Again, as we have seen, the writers of the New Testament certainly believed in the inerrancy of the Old Testament, which constituted for them the scriptures. The Christian Fathers and the medieval tradition continued this belief, and the Reformation did nothing to weaken it. On the contrary, since for many reformed theologians the authority of the Bible took the place which the Pope had held in the medieval scheme of things, the inerrancy of the Bible came to be more firmly maintained and explicitly defined among some reformed theologians than it had ever been before. Only since the very end of the seventeenth century, with the rise of biblical criticism, has this belief in the inerrancy of Scripture been widely challenged among Christians. (Hanson and Hanson, 51-52)
Rejecting biblical inerrancy is the recent development, not affirming it! Remember, that comes from men who are denying inerrancy. Even they recognize that the Rogers & McKim thesis is not tenable.
An orthodox preacher of the Word without passion is like a high-voltage wire without a generating station. Here’s a quote from Albert Mohler’s book The Conviction to Lead: 25 Principles for Leadership that Matters:
The most faithful and effective pastors are those who are driven by deep and energizing convictions. Their preaching and teaching are fueled by their passionate beliefs and sense of calling. With eternity hanging in the balance, they know what to do. They see every neighborhood as a mission field and every individual as someone who needs to hear the gospel. They cannot wait until Sunday comes and they can enter the pulpit again, ready to set those convictions loose. (page 54)
This makes me think of the prophet Jeremiah. Jeremiah was sent mostly with messages of judgment — there wasn’t a lot of good news that he could bring for the foreseeable future. Reading Jeremiah from front to back can be a bit of a downer. Yet with that kind of message, Jeremiah said that he was compelled to prophesy and do it with vigour. He said in Jeremiah 20:9, “If I say, ‘I will not mention him, or speak any more in his name,’ there is in my heart as it were a burning fire shut up in my bones, and I am weary with holding it in, and I cannot.” If that was true for Jeremiah, the prophet of so much doom and judgment, how much more shouldn’t it be true of preachers today entrusted with the good news of Jesus Christ?
Interesting blog post here this morning from Albert Mohler regarding the folks at BioLogos and their efforts to make evolutionary theory acceptable among conservative Christians. This paragraph is especially noteworthy:
Virtually every form of theological liberalism arises from an attempt to rescue Christian theology from what is perceived to be an intellectual embarrassment – whether the virgin conception of Christ, the historicity of the miracles recorded in the Bible, or, in our immediate context, the inerrancy of Scripture and the Bible’s account of creation.
What is this aversion to intellectual embarrassment if not pride? The desire for respectability is often another form of idolatry.

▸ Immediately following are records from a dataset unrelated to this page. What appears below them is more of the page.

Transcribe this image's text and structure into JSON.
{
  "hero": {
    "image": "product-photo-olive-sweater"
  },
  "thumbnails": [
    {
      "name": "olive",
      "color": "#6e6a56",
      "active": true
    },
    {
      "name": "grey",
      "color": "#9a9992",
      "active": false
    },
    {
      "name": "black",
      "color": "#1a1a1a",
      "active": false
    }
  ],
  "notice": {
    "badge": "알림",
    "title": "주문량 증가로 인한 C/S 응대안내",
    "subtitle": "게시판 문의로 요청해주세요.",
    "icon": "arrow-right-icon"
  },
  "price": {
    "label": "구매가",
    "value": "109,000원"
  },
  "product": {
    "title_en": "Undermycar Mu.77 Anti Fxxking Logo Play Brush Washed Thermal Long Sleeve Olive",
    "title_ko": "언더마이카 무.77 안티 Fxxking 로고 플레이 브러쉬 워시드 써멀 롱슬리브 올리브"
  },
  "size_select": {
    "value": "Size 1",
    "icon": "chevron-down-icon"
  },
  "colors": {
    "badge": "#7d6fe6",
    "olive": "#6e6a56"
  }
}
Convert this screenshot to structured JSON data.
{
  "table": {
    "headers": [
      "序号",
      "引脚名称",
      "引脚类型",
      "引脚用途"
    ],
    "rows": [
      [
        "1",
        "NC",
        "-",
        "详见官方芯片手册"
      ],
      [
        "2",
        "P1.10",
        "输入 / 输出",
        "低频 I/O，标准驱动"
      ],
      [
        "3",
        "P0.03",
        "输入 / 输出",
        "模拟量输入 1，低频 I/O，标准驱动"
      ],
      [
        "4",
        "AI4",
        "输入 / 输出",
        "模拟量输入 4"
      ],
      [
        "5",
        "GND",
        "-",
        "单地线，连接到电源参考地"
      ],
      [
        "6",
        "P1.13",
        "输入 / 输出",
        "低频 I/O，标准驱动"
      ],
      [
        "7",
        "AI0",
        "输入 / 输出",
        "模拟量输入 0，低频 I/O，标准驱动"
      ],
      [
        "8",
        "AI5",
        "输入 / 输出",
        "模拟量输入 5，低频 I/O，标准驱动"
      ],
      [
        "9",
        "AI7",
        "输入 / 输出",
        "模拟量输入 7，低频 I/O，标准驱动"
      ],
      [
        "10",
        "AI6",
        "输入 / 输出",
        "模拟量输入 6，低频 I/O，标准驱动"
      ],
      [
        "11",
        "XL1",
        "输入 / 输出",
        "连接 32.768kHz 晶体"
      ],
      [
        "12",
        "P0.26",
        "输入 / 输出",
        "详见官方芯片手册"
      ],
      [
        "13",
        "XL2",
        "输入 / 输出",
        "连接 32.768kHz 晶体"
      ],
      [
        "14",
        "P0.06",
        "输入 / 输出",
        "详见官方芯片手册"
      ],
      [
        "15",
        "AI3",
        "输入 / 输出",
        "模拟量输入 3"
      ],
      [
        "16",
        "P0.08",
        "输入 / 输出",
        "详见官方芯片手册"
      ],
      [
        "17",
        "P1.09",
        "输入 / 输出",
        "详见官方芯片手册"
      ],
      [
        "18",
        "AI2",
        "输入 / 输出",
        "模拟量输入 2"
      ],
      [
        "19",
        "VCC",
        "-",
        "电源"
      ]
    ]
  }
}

Antony Flew died on April 8. I hadn’t heard. For those who don’t know the name, he was a renowned atheist, who later opened up to theism, or at least a deistic form of it. At one point he was quoted as saying, “I’m quite happy to believe in an inoffensive inactive god.” So far as anyone knows, he never became a Christian. Albert Mohler has some worthwhile thoughts over here. As he says, “rejecting atheism is not enough.” I’ll take that and up the ante: “Presenting arguments for vanilla forms of theism is not enough. Our apologetics have to aim consistently for the defense and promotion of Christian theism from beginning to end.”